Jane's missive directed service providers to a website where the text of the bill could be found, and urged the readers to make their bosses know what the potential impact of the bill might be. By noon of that day, Jane followed up with a web address for folks who wished to contact their congressional representatives via e-mail. At 2:00 p.m. that afternoon, Scott Lissner of Longwood College sent a copy of a memo to the list that he had sent to the decision makers on his campus. He encouraged the list members to feel free to modify it for use on their own campuses.
Memos like that had their desired effect, as College Presidents reacted and spoke with the governmental relations folks at the American Council on Education and other members of the Higher Education Secretariat. Wayne Cocchi of Columbus State Community College stated that "we are getting responses written from all levels of administration on our campus including the President."
Within minutes of midnight on the following Monday, Jane Jarrow updated the list on events that had transpired in Washington. It was evident that the voice of the DSS community was heard, but now a new message had to be sent, that opposition to the Bill was not related to a desire to shirk serving persons with disabilities. She asked for specific information on the level of service that was currently being provided on campuses across the country. The Big Ten weighed in, with Phyllis Thompson of Ohio State and Sam Goodin of Michigan responded with some level of indignation that anyone would question higher education and its commitment to meet the needs of students with disabilities.
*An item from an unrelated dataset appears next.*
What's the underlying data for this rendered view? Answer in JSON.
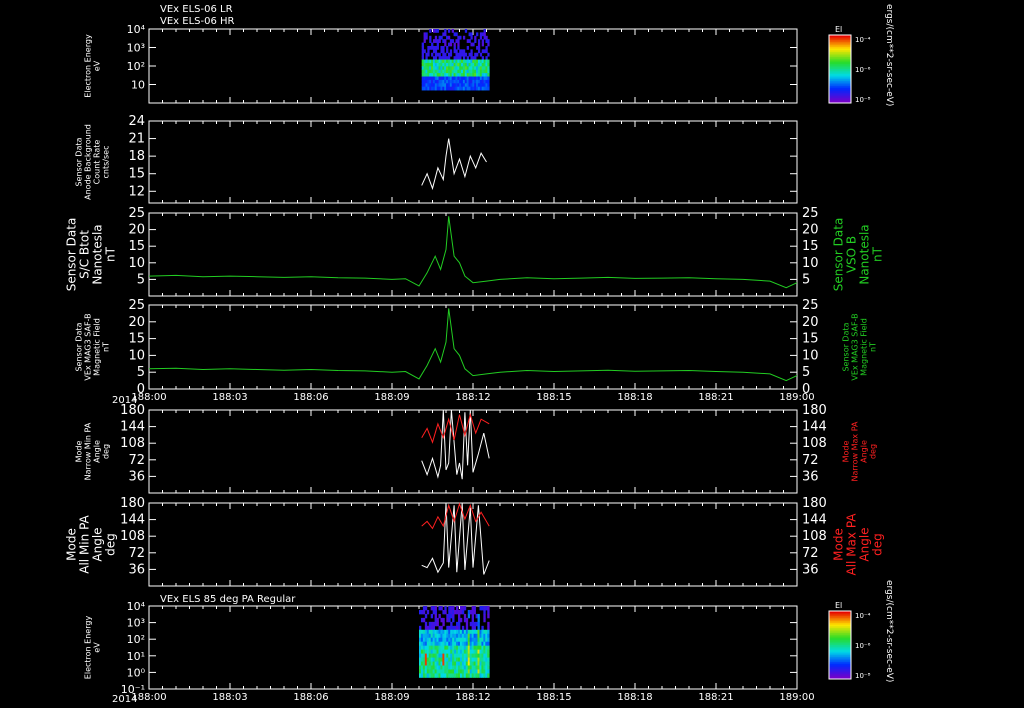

Sam, Deborah McCune, Dan Miller, and others responded with information on their institutions, which could then be assembled and presented to decision makers in Washington. Once the information was sent on to Washington, Jan came back on the list (again at around midnight--probably just killing time until Dave's Top Ten) and called off the dogs. She said that the DSS community had been heard, and projected that we would hear within 48 hours what the fate of the legislation might be.
Suzette Dyer of Oklahoma joined the discussion on Wednesday, with the suggestion that the group maintain its momentum, and prepare to begin discussions with Commissioner Fred Schroeder of the VR system. On Thursday the 25th, Jane informed the group that the congressional staff working on the Reauthorization of the Vocation Rehabilitation Act had reached agreement on compromise language for the bill addressing the concerns raised by the higher education community over the previous 10 days. She also included a hotlink to the language of the bill itself, as well as her analysis of it. She also offered the political advice of sharing the news of the victory with fellow administrators on our own individual campuses. On Friday, Brian Rose shared the news that the story had been reported on the Chronicle's Academe Today.
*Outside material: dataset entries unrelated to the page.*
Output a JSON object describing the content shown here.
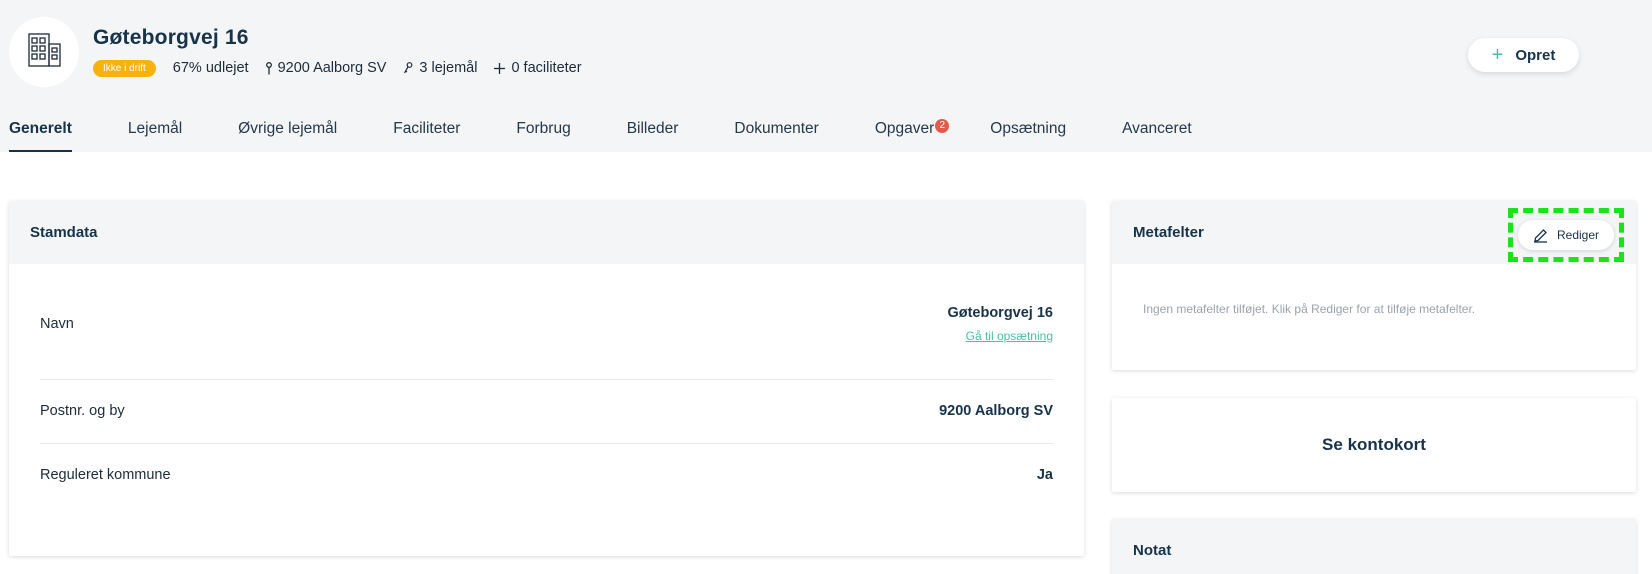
{
  "header": {
    "title": "Gøteborgvej 16",
    "status_badge": "Ikke i drift",
    "occupancy": "67% udlejet",
    "location": "9200 Aalborg SV",
    "leases": "3 lejemål",
    "facilities": "0 faciliteter",
    "create_button": "Opret",
    "colors": {
      "badge": "#f7b20c",
      "accent": "#48c0a8",
      "notification": "#e4594a"
    }
  },
  "tabs": [
    {
      "label": "Generelt",
      "active": true
    },
    {
      "label": "Lejemål"
    },
    {
      "label": "Øvrige lejemål"
    },
    {
      "label": "Faciliteter"
    },
    {
      "label": "Forbrug"
    },
    {
      "label": "Billeder"
    },
    {
      "label": "Dokumenter"
    },
    {
      "label": "Opgaver",
      "count": "2"
    },
    {
      "label": "Opsætning"
    },
    {
      "label": "Avanceret"
    }
  ],
  "stamdata": {
    "title": "Stamdata",
    "rows": [
      {
        "label": "Navn",
        "value": "Gøteborgvej 16",
        "link": "Gå til opsætning"
      },
      {
        "label": "Postnr. og by",
        "value": "9200 Aalborg SV"
      },
      {
        "label": "Reguleret kommune",
        "value": "Ja"
      }
    ]
  },
  "metafelter": {
    "title": "Metafelter",
    "edit_button": "Rediger",
    "empty_text": "Ingen metafelter tilføjet. Klik på Rediger for at tilføje metafelter."
  },
  "kontokort": {
    "label": "Se kontokort"
  },
  "notat": {
    "title": "Notat"
  },
  "icons": {
    "avatar": "building-icon",
    "location": "pin-icon",
    "leases": "key-icon",
    "facilities": "plus-icon",
    "create": "plus-icon",
    "edit": "pencil-icon"
  }
}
And there it is. Within 11 days our profession could have changed dramatically but for the work of really one informed individual energizing 1,000 informed individuals. Had this legislation appeared in 1990, it may very well had made its way into law, and we would have been fighting it out in court. You can imagine the time it would take to organize a phone tree to reach 1,000 members, let alone implement it. On top of that, the time to call or write our legislators would have left us with a collective response that would have been too little, too late. Instead, with the use of a listserv to reach a broad audience with one message, e-mail to discuss how to proceed, websites to widely disseminate the proposed legislation, and more e-mail to contact our legislators, our collective heard. Now, if we could just get it so that our microwaves would stop blinking 12:00 ...